A lottery is a game in which tickets are sold and a drawing is held for prizes. Lotteries are a form of gambling and are legal in many countries. They are also a popular way to raise funds for public and private ventures. In colonial America, lotteries helped finance roads, libraries, churches, canals, bridges, colleges and other public works. They were especially popular during the French and Indian War. Some even financed the creation of Princeton and Columbia Universities.
Despite the many ways people can lose money in a lottery, most players do not consider it to be gambling. Rather, they believe that winning the lottery is a legitimate way to acquire wealth. This is, in part, because of the innate human desire to win. However, there are several reasons why playing the lottery is not a good idea. Among these are its regressive nature and its deceiving marketing. The majority of lottery revenue comes from the top 20 percent of income earners. The poor, in contrast, spend a very small percentage of their income on tickets and are often unable to benefit from the American dream because they don’t have enough discretionary cash on hand.
Another reason lottery is a bad idea is that it encourages covetousness. The Bible warns against coveting, and it is not only forbidden to want your neighbor’s house or his wife or his ox or donkey, but it is also a sin to want what your neighbors have that they have not earned. People who play the lottery are usually lured by the promise that they will have everything they ever want if only they can get lucky with their numbers. But this is a lie, and it will not be fulfilled.
People who play the lottery tend to have low self-esteem. This is because they have a distorted view of their own abilities. They do not understand that they will not be able to solve all of their problems by simply buying a ticket. In addition, they do not realize that the chances of winning are very slim. In fact, a person’s chances of winning the jackpot are the same as his chances of being struck by lightning.
Finally, people who play the lottery do not understand how much the game is rigged.
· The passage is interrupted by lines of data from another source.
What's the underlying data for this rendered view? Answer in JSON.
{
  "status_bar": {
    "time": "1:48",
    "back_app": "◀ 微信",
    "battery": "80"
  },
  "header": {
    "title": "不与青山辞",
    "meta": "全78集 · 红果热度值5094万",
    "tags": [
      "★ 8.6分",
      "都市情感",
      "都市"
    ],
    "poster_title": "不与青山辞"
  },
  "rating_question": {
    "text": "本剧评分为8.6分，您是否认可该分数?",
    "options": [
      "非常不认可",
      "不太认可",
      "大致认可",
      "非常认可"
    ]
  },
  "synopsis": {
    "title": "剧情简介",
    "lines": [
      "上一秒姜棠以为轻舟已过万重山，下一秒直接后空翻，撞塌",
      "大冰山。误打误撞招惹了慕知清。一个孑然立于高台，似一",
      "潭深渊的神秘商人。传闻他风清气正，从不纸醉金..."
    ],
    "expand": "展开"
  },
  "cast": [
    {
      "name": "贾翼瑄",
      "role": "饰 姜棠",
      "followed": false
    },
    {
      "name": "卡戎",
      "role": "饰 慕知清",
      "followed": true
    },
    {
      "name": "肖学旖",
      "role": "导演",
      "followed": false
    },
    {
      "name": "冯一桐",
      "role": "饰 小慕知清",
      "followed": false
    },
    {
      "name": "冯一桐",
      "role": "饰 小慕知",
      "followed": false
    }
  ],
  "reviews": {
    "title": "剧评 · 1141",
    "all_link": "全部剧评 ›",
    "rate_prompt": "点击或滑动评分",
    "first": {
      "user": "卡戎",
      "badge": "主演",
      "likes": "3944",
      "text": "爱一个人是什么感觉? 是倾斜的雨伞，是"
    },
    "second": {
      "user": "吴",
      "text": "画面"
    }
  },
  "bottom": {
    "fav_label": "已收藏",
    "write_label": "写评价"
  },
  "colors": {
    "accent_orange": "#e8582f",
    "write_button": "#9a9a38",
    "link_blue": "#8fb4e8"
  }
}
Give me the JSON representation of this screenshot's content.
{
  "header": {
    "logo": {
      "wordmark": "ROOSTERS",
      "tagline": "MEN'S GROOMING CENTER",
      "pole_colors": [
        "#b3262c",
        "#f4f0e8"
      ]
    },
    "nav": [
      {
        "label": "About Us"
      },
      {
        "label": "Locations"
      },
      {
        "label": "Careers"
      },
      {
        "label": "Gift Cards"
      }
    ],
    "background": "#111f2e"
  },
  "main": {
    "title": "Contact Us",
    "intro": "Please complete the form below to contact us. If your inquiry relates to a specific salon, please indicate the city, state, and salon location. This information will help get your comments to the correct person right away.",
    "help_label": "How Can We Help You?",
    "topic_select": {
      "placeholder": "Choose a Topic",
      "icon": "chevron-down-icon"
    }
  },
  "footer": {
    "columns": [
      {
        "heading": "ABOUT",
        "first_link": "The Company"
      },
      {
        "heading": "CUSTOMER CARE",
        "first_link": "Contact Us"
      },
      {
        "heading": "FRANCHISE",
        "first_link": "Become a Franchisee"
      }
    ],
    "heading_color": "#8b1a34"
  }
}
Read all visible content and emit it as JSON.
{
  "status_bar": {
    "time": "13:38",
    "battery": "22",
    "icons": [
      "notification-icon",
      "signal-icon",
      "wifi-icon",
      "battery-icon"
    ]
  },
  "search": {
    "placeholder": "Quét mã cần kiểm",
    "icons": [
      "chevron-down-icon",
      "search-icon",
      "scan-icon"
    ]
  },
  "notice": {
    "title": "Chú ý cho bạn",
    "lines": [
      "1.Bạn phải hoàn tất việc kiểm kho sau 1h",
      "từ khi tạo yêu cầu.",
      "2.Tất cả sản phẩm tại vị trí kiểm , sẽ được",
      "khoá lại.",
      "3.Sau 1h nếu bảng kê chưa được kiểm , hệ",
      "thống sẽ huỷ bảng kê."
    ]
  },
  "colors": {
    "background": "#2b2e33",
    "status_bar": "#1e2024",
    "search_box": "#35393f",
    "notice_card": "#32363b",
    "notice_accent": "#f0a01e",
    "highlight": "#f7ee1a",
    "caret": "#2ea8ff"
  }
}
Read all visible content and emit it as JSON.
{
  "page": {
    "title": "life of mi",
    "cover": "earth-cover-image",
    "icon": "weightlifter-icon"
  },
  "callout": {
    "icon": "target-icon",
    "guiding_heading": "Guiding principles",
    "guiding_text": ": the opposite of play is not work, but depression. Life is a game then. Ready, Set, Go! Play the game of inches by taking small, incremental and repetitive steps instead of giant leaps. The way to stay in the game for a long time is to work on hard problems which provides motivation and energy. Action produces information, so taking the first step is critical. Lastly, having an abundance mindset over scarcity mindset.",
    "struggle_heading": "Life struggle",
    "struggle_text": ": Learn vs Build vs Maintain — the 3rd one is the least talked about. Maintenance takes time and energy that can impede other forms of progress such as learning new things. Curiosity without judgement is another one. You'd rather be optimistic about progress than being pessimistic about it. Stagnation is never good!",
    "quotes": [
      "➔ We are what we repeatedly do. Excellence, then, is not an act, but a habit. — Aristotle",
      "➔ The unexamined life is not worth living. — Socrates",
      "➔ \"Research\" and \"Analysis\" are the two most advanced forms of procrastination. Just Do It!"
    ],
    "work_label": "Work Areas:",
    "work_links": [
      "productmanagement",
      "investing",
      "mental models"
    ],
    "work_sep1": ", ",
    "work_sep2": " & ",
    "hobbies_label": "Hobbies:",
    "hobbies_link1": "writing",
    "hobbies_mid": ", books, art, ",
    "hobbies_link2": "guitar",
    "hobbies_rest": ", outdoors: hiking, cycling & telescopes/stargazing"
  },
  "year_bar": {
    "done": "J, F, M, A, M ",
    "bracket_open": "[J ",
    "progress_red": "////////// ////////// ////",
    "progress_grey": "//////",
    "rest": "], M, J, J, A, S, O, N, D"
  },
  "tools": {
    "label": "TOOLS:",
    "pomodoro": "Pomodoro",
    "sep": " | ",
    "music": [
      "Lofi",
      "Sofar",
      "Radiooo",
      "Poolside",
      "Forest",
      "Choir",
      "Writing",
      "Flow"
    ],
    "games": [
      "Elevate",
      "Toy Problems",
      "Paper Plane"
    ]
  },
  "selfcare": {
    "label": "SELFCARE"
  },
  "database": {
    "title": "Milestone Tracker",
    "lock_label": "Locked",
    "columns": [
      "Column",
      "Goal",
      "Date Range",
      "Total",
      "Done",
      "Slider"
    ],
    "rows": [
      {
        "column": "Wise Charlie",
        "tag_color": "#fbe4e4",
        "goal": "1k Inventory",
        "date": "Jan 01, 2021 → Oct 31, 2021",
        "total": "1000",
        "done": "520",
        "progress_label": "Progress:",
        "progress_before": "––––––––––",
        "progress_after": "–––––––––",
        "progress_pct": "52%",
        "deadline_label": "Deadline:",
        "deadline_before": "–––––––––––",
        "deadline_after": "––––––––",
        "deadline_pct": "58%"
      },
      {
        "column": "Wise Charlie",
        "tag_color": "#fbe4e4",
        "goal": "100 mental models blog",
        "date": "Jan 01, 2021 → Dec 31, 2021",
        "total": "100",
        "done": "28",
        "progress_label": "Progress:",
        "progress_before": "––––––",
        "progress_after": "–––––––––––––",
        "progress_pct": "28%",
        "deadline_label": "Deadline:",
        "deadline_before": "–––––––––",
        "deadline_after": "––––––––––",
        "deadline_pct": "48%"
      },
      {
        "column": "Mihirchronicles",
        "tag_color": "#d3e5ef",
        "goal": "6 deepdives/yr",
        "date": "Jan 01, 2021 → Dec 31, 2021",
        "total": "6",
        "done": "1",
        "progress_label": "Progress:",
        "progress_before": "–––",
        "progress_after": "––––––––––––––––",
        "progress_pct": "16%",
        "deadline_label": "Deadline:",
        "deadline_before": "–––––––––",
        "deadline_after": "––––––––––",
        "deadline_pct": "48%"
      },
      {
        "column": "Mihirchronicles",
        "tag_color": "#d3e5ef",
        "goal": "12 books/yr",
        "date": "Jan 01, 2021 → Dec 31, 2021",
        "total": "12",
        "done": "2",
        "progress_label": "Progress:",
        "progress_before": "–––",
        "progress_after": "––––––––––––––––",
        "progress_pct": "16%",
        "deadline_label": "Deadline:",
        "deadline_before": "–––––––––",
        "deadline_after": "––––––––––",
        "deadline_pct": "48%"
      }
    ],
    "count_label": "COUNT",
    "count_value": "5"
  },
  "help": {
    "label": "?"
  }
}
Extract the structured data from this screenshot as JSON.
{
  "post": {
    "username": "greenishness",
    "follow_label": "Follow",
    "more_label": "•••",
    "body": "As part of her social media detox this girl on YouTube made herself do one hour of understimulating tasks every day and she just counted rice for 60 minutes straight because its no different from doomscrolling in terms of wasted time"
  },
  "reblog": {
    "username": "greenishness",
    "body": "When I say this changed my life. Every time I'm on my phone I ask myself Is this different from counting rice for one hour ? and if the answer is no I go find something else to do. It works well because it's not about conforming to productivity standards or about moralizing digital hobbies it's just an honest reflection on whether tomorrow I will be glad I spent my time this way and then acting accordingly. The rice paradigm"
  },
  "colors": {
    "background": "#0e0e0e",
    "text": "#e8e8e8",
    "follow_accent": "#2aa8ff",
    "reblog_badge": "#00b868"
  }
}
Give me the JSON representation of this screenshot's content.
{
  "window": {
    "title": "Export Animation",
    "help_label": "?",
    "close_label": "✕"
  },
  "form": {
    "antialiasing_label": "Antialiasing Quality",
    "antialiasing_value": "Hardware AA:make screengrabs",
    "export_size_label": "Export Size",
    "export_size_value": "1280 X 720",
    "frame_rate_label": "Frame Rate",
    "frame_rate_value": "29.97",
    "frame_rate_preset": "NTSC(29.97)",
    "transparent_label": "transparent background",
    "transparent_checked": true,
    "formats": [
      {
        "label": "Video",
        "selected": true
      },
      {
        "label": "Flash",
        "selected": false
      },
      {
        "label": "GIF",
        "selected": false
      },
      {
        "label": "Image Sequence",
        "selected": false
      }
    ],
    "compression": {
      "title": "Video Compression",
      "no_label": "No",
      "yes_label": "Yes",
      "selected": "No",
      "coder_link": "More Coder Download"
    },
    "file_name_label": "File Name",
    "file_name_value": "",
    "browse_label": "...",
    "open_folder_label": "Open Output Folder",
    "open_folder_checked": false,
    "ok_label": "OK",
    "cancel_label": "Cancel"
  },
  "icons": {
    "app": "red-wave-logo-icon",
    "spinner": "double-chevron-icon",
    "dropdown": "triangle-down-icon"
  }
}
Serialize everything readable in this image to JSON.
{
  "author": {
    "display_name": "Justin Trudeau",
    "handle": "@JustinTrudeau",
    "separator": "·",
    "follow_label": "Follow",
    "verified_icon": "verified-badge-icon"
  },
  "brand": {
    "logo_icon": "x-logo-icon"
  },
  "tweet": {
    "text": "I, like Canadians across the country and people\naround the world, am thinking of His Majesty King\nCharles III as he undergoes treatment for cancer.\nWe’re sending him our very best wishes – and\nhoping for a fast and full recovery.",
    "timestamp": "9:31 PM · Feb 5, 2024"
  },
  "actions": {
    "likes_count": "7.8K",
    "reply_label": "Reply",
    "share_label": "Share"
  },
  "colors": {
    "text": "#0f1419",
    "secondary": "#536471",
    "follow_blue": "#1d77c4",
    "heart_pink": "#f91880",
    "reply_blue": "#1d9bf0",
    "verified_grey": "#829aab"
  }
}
They have heard that certain numbers appear more often, but they do not know that this is due to random chance and does not affect their chances of winning. In addition, they do not understand that they can still win if they do not select the winning numbers.
Lastly, people who play the lottery do not take it seriously. They do not treat it like a game, and they do not realize that the odds are very, very against them. They are not aware that the vast majority of winners end up bankrupt within a few years of winning, and they do not understand that winning the lottery is not the answer to all their problems.